But consider the hutzpah, the sheer hypocrisy of Cantor’s charges against Brat, when one of his top aide left his employ in 2013 to help Terry McAuliffe (Democrat, Clinton crony and aluminum siding salesman par excellence) defeat Ken Cuccinelli, of Cantor’s own party, and a decidedly greater conservative than himself. In this light, his ad is one of the grossest acts of hypocrisy since Barack Obama sang “Away in the Manger”.
If you don’t already know, the Cuccinelli was nominated for governor directly by the Republican base, a process against which Cantor operatives are struggling to undo right now. It’s all a part of the Virginia Establishment GOP’s attempt, led by Cantor chief aide, Ray Allen, to cannonball the conservative base and put them back in their place. That fight continues, but this election tomorrow has much to say how it will play out. The Republican Party is nearing a crossroads in Virginia, and believe it or not, Dave Brat has a role to play in it.
On election eve, the race is much tighter than most think. But Cantor should still win, although I expect Brat will get another go at it after Cantor retires, maybe as soon as 2016, since from his showing in this election, and the craven way he was shown himself in front of his colleagues, who he’s supposed to be leading, he may (will) likely lose his leadership post come January. In that case, he will find his old office cleaned out, and moved to another one, far down the hall. Next to the broom closet.

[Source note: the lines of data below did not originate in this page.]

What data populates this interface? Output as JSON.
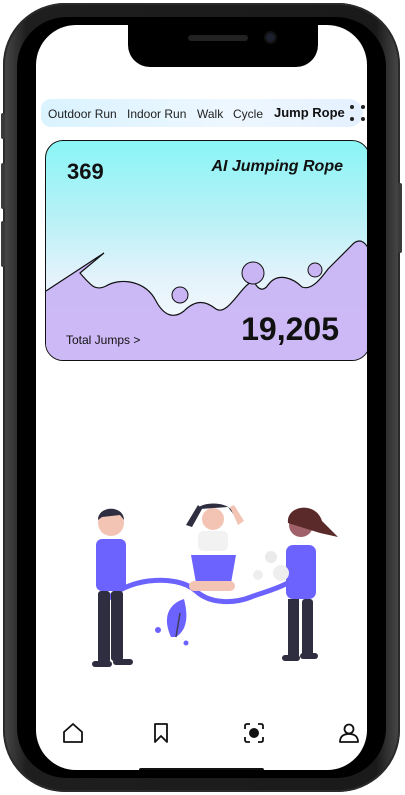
{
  "tabs": [
    {
      "label": "Outdoor Run",
      "active": false
    },
    {
      "label": "Indoor Run",
      "active": false
    },
    {
      "label": "Walk",
      "active": false
    },
    {
      "label": "Cycle",
      "active": false
    },
    {
      "label": "Jump Rope",
      "active": true
    }
  ],
  "menu_icon": "four-dots-icon",
  "card": {
    "count": "369",
    "title": "AI Jumping Rope",
    "total_value": "19,205",
    "total_label": "Total Jumps >",
    "gradient_top": "#8af5f5",
    "wave_fill": "#c9b5f4"
  },
  "illustration": "children-jumping-rope-illustration",
  "accent": "#6c63ff",
  "nav": [
    {
      "icon": "home-icon"
    },
    {
      "icon": "bookmark-icon"
    },
    {
      "icon": "record-icon"
    },
    {
      "icon": "profile-icon"
    }
  ]
}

All in all, I think God is still a God of justice. And with a sense of humor, to boot.